Albert.—A popular small size of private note paper, 6 by 3⅞ in. when folded to fly sheet, principally preferred for ladies‘ uses despite its masculine description.
Elephant.—A size of paper, 23 in. by 28 in., used occasionally in cartridge paper and paper hangings. It is supposed to derive its name from the fact that it originally contained a watermark of an elephant, but there is not much evidence to support this theory.
H., H.B., H.H. etc.—Abbreviated descriptions applied to blacklead pencils. H. signifies hard, and the exact degree of hardness is further specified by the number of H’s., thus one H. would represent a merely hard pencil while 6H would correspond to about the maximum degree of hardness. H.B. denotes hard and black, while further degrees of softness and blackness are specified by the number of B.’s. Thus, while B. represents a soft black pencil, B.B. would indicate a further degree of softness.
Music Paper.—A class of high quality printing paper of standard size made with special consideration to thickness, surface, flatness and flexibility. The correct way of grain for opening easily and not curling is important.
Propelling Pencils.—The type of pocket pencil which carries a slender lead in a tube and which has a screw of similar mechanism for the purpose of propelling the lead point up for writing or down into the case for safety.

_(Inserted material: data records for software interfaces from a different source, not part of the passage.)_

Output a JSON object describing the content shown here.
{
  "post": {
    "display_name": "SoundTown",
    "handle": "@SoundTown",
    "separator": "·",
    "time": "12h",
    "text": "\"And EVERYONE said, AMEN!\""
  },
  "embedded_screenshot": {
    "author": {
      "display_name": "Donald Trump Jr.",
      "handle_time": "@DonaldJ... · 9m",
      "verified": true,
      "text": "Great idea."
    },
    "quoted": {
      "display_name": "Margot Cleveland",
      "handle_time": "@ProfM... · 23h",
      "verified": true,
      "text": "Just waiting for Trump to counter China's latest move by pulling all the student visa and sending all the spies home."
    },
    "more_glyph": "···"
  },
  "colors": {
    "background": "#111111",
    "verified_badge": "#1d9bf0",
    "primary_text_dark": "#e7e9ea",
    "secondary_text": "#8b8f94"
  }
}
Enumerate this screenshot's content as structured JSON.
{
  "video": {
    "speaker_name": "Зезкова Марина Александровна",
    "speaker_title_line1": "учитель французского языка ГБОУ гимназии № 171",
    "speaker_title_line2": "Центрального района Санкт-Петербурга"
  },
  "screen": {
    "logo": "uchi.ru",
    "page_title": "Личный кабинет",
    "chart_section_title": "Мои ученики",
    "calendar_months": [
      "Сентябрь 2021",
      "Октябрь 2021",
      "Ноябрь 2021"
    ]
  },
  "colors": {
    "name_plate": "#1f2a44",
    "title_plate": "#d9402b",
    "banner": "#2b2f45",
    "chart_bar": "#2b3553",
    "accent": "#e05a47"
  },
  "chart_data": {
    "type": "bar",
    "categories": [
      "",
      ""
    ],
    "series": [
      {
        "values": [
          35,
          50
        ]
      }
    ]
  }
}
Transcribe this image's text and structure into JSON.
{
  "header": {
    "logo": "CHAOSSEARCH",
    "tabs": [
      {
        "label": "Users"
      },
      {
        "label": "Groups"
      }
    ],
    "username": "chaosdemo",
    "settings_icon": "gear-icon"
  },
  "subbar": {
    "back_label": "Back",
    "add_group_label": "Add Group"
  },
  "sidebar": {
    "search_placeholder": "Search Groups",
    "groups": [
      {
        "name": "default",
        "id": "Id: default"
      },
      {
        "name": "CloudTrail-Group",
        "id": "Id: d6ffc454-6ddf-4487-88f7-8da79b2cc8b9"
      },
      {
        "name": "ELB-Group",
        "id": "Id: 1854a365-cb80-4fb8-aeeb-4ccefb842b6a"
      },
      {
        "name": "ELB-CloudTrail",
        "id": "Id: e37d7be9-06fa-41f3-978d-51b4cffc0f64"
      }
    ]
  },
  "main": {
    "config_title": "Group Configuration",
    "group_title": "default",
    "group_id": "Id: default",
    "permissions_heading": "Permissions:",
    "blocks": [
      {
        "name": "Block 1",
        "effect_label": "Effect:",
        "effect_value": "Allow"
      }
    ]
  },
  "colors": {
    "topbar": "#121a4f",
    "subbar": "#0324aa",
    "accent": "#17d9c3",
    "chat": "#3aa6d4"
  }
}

Style.—From “stylus”, the implement with which the early Egyptians incised their historical records or beeswax tablets, the incisions being afterwards filled in with earthy colour for distinction, effect and endurance. The modern “style” is a short blunt pencil with a bone or agate point, and is used for writing on manifold duplicates where two-sided carbon between the leaves produces a double copy. The leaf on which the style is used is thin manifold, the transparency of which permits the carbon impression to show through clearly from the back.
Waterline Ruling.—A method of ruling employed when the lines are required to be barely visible, as in occasional note paper and foreign bankpost orders. The ruling ink is thinned down for the purpose of a mere tint. Waterlining is also accomplished by the papermaker in the manufacture of brief foolscaps and other legal forms by embodying the pattern as a watermark. Mainly this method is employed in the production of hand-made papers, in which case the wiremould in which the sheets are formed contains the waterline pattern in relief. The impression of the raised wires on the moist pulp creates the necessary watermark.
Harry A. Maddox: A Dictionary of Stationery. J. Whitaker and Sons, Ltd, London. 2. überarbeitete Auflage 1942, Nachdruck 1946. Gedruckt in England von Unwin Brothers Limited, London and Woking. 10,5 × 16,5 cm, 124 Seiten. Ehemaliges Bibliotheks-Exemplar. – Der Bleistift im ersten Bild ist ein Wolff’s Royal Sovereign 5151 HB, hergestellt in Pontyclun, Glamorgan (Wales).